The No. 25 Princeton women’s basketball team fended off a furious Penn rally in the second half to win its 13th straight game, 67-54, at the Palestra on Saturday afternoon. The Tigers never trailed after taking a 4-3 lead off a layup by Madison St. Rose with just under eight minutes to play in the first quarter.
But don’t be fooled by the final score – this game was closely contested from the opening tip and the Tigers were fortunate to come out on top. Here are three Tiger Takeaways from Princeton’s 13th straight win:
1. It’s all about getting stops
Heading into the fourth quarter, the Quakers had the Tigers right where they wanted them. Penn had shut down Princeton’s offense in the third quarter, winning the stanza 18-11, and entered the final quarter down by only four points, 48-44. The home team had momentum and could smell an upset over a nationally ranked opponent.
But Princeton did what Princeton does, getting stops when needed most. After Penn freshman guard Ese Ogbevire cashed in a second-chance opportunity to make it a one-possession game, Princeton’s defense rose up and got four consecutive stops, which allowed Princeton’s offense to restore some cushion to the Tigers’ lead.
In all, the Tigers got seven stops in eight Penn possessions to seize control of the game during a critical five-minute stretch of the fourth quarter. With Princeton closely contesting every Penn move, the Red and Blue managed to convert only three of 11 shots in the fourth quarter and turned the ball over five times. Game, set, match.
Interviewed after the game by the ESPN+ broadcast crew, Princeton co-captain Kaitlyn Chen explained how Princeton was able to secure the win: “We just talked about getting stops. And we said we have to stick to what we’re good at.”
What the Tigers are good at is getting stops when the game is on the line. That’s why Princeton won yet another tough road game, their ninth of the season.

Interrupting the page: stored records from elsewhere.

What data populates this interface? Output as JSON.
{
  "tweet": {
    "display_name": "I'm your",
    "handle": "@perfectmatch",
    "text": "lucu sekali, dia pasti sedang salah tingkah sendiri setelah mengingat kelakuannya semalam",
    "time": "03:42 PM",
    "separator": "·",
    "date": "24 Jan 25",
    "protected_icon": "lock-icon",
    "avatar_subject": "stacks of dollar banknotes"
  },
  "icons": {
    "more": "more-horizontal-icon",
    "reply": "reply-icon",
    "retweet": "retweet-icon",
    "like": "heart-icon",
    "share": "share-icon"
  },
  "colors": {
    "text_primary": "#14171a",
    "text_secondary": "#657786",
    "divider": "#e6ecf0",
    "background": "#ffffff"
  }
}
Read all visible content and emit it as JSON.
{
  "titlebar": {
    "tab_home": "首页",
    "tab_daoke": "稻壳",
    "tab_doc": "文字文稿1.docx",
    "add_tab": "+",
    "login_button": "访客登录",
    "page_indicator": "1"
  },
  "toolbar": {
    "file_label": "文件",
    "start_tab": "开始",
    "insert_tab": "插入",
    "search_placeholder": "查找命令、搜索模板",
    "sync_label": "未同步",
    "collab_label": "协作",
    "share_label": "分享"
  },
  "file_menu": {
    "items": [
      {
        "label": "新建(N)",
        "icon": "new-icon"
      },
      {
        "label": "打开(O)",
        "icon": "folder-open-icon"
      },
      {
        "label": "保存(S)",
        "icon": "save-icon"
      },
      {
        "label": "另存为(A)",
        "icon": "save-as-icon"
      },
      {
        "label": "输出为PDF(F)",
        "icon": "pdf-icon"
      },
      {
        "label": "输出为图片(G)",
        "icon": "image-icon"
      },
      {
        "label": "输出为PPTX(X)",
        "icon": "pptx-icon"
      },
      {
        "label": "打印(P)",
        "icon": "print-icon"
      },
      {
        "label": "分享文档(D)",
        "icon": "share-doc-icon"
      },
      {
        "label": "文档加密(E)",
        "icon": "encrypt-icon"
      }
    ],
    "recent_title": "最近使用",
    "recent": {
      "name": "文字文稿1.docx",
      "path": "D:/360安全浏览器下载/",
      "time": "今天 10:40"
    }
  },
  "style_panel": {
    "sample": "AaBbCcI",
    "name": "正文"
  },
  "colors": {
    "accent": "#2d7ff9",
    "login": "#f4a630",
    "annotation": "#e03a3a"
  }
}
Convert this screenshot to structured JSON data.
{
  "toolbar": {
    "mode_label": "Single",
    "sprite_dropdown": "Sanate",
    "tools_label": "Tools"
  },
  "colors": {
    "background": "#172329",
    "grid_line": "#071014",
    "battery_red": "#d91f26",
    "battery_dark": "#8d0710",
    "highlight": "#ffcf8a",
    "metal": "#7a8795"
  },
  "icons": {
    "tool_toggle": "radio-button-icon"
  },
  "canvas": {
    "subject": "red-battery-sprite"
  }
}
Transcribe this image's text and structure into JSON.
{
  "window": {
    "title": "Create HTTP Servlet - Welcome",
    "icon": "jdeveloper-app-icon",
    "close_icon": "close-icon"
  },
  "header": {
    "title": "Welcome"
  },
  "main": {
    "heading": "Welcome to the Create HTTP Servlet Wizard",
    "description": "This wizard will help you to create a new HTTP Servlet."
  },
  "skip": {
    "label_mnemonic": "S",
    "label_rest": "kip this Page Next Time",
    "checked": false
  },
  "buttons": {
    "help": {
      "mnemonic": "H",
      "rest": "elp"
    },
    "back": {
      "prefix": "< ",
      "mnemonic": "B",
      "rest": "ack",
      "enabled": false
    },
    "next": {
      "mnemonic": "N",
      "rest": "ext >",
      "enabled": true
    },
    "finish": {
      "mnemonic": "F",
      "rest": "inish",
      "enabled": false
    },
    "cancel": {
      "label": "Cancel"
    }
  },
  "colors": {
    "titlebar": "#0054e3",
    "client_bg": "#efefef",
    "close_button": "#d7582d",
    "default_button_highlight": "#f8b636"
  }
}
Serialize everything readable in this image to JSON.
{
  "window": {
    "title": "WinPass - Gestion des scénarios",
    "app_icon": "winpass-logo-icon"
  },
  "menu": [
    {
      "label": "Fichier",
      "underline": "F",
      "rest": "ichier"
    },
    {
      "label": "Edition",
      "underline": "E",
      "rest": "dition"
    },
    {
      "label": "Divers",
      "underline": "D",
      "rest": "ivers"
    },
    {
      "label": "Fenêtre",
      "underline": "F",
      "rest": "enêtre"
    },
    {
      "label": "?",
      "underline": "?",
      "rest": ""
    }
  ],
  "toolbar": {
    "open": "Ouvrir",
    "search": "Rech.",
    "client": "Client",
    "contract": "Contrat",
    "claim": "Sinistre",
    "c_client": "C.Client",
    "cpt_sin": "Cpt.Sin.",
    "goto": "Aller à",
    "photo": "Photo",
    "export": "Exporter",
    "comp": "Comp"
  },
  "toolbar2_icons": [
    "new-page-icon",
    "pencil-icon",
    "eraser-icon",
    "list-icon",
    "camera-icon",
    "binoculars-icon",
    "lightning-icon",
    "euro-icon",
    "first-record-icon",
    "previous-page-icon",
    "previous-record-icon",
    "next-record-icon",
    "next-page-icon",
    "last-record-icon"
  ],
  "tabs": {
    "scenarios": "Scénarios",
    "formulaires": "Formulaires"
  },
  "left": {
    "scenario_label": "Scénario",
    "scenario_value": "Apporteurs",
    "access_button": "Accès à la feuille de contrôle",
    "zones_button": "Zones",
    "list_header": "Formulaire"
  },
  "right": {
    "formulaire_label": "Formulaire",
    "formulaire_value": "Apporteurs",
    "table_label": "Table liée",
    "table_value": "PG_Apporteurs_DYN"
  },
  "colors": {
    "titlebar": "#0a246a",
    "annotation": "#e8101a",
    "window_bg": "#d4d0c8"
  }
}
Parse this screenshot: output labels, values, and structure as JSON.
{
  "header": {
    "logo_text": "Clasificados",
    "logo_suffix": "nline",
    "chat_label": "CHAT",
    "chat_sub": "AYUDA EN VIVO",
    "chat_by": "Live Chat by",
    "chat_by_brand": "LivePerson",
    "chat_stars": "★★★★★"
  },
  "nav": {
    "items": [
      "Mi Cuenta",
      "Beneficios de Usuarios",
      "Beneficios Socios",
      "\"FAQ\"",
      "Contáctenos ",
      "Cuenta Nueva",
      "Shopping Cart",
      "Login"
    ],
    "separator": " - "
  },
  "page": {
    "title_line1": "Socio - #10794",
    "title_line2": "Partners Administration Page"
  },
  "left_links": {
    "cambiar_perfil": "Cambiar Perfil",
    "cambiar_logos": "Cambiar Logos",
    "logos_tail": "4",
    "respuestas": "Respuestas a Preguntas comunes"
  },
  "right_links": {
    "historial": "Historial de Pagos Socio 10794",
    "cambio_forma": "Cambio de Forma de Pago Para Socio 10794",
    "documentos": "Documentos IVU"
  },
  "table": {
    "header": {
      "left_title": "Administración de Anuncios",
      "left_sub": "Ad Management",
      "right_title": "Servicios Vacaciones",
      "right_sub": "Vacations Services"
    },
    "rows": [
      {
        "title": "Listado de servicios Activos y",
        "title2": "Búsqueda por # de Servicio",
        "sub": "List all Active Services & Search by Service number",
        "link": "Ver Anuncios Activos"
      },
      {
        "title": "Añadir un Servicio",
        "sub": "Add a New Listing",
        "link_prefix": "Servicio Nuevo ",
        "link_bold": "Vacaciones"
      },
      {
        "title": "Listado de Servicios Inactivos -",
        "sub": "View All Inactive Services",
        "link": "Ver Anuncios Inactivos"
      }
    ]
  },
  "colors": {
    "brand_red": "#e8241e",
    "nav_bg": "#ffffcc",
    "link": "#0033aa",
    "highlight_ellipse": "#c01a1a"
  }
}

2. Kaitlyn Chen is making a strong case for another MVP award
She may not be the leading scorer in the Ivy League, but Kaitlyn Chen showed on Saturday why the reigning Ivy League Player of the Year should be considered the frontrunner to win the award again this year.
Chen led all scorers with 20 points against Penn, but the timing of her scores and the poise she demonstrated when the game was on the line made those 20 points seem like 40. Midway through the third quarter, Princeton’s offense was stuck in a rut while Penn was chipping away at Princeton’s lead. The Tigers had failed to make a basket for over five minutes and needed someone to make a play to stop the bleeding.
As has been the case so often over the course of her Princeton career, that player was Chen. The senior co-captain drove the lane and swished a gorgeous turnaround jumper over a much taller Penn defender to restore Princeton’s double-digit lead with 5;25 to go in the third quarter.
Chen scored 11 points in the final 16 minutes of the game to secure the win for the Tigers. She also dished out a game-high five assists and grabbed two rebounds. Chen is the best player on the best team in the Ivy League, and she always comes up biggest when the Tigers most need the lift.
3. It’s not all a bed of roses for the Orange and Black
Princeton should have won this game easily considering that Penn turned the ball over a whopping 27 times in the contest, including 17 giveaways in the first half. The Tigers tallied 28 points on turnovers (compared to only two points on turnovers for Penn), and yet they allowed Penn to stick around until late in the fourth quarter. Credit the Quakers for outhustling the Tigers for most of the game, especially on the boards, where Penn outmuscled Princeton, 33-19.
Rebounding has been a strength for Princeton throughout most of the season, with the Tigers ranking second in the Ivy League in rebounding margin at +5.7. But Penn showed on Saturday that despite Princeton’s superior size when matching up against most Ivy League foes, the Tigers may be vulnerable when they play an opponent determined to prevent the Tigers from getting second-chance opportunities. The Tigers looked lackluster at times in this contest, often losing the battle for 50-50 balls.
Another issue that popped up again today for Princeton was Madison St. Rose’s subpar shooting performance. The reigning Ivy Rookie of the Year struggled with her shooting touch all day, scoring only four points on 2-for-8 shooting despite playing all but five minutes of the game.
It was the second time in the last three games that the Tigers’ second-leading scorer managed to contribute only four points. Against Yale a week ago, the super sophomore from Old Bridge, N.J. connected on only one of eight field-goal attempts. Overall, in her last three games, St. Rose is 11-for-37.
Perhaps most troubling is St. Rose’s inability to hit the three with consistency during Ivy play. In her last seven Ivy contests, St. Rose has made only five of 26 three-balls, or 19%. The Tigers will need more reliable outside shooting from their star sophomore if they want to make a run in postseason play.
Despite these shortcomings, the Tigers managed to win their 13th consecutive game, tied for fifth-best in the nation and remain undefeated in Ivy play at 8-0.
Princeton has won every Ivy contest so far by double digits. Just imagine what it could accomplish when it starts firing on all cylinders.